Today 24°C / 17°C
Tomorrow 22°C / 16°C
5 messages
30/09/2013 at 23:15

I bought a few hundred English bluebell bulbs which arrived a couple of weeks ago. I left them in an open cardboard box in the outhouse since then and today got them to plant them in my front garden. I did notice that the bulbs had small patches of greenish-bluish mould on them. the bulbs themselves were nice and firm and it seemed like the mould damage is only superficial.In the box there were also other bulbs such as crocus and snowdrops but they were not affected.

Is this a known problem with bluebell bulbs? Will they be ok?

I also read somewhere that snowdrop bulbs should not be left to dry. May I asl what does that mean? My snowdrop bulbs had white flesh underneath the brown membrane (a bit like an onion). Are they ok too?

 

Sorry about all the questions but am new to snowdrop and bluebell bulbs.

30/09/2013 at 23:20

I'd just plant the bluebells, they're pretty tough and likely to be OK.

Snowdrops don't like to be out of the ground and dried out. They are usually sold with leaves still on after flowering 'in the green'.

How well they do will depend on how long they've been out of the ground. Plant them asap, water them in and hope for the best

30/09/2013 at 23:21

If the mould will just brush off then they will be ok. I assume they have been recently lifted and not fully dry.

Snowdrops  need to be planted as soon as possible. the longer they are out of the ground, the less likely they are to establish properly.

30/09/2013 at 23:39

Yeah they were lifted just before being sent apparently. They were bought from Eurobulbs.co.uk. The mould does brush off (in a few of the bulbs it had "eaten" into the top layer of the bulb (1 milimeter).

I have planted all of them today so fingers crossed. Snowdrops at about 6 inch deep and the bluebells at least 8 inches deep. I never though that planting 300 bulbs would be so painful.
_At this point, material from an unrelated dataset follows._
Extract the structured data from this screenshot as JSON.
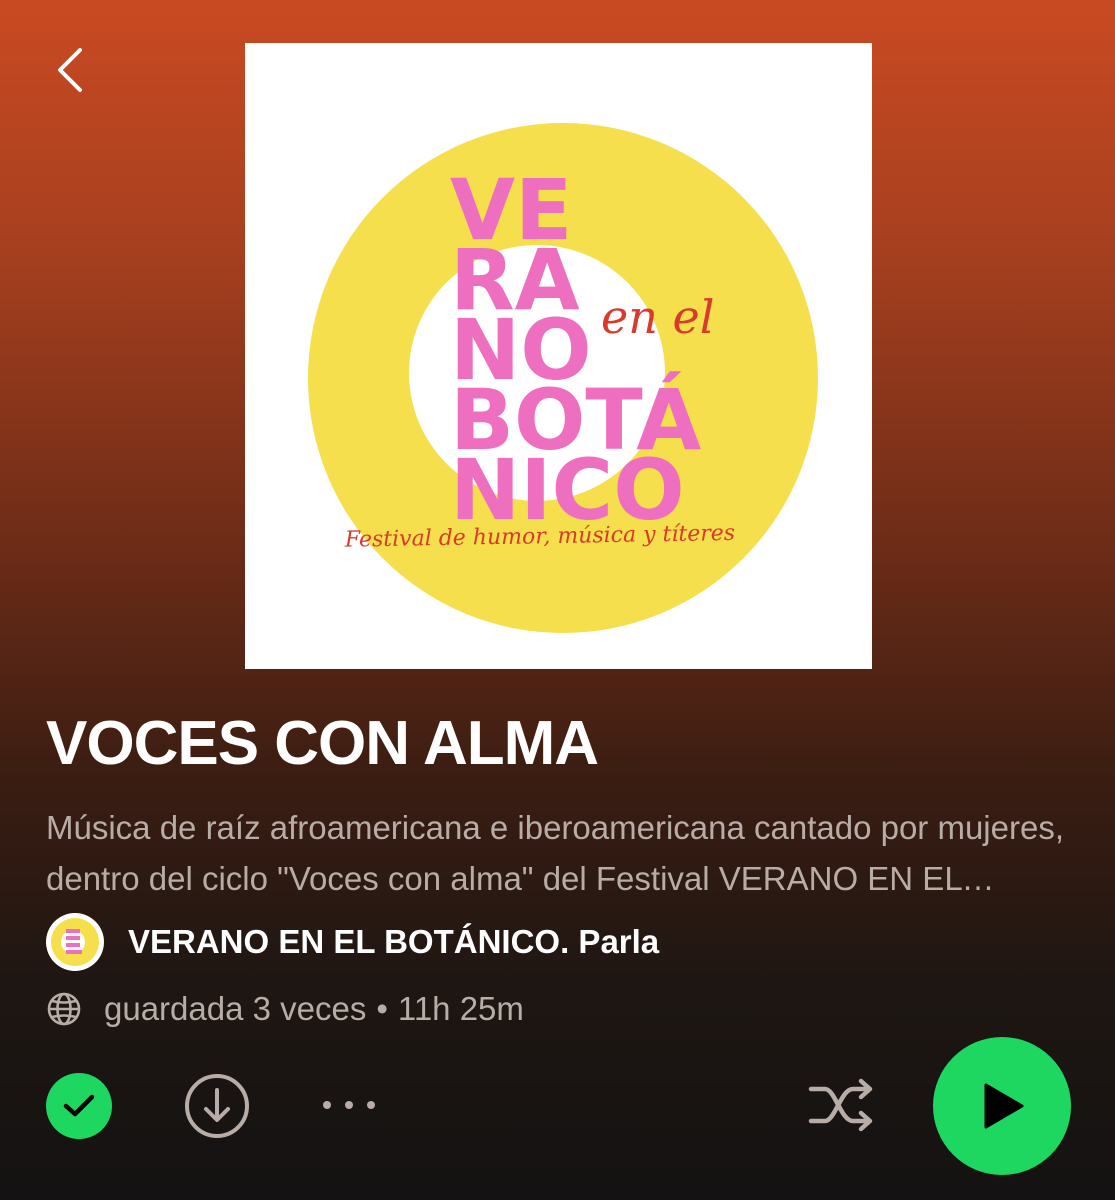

All watered nicely as well.

The soil in my front garden is quite clayish so I had to dig the holes and replace the soil with compost instead.

01/10/2013 at 00:20

Snowdrops only need to be a couple of inches deep and Bluebells about three inches.

 

email image
5 messages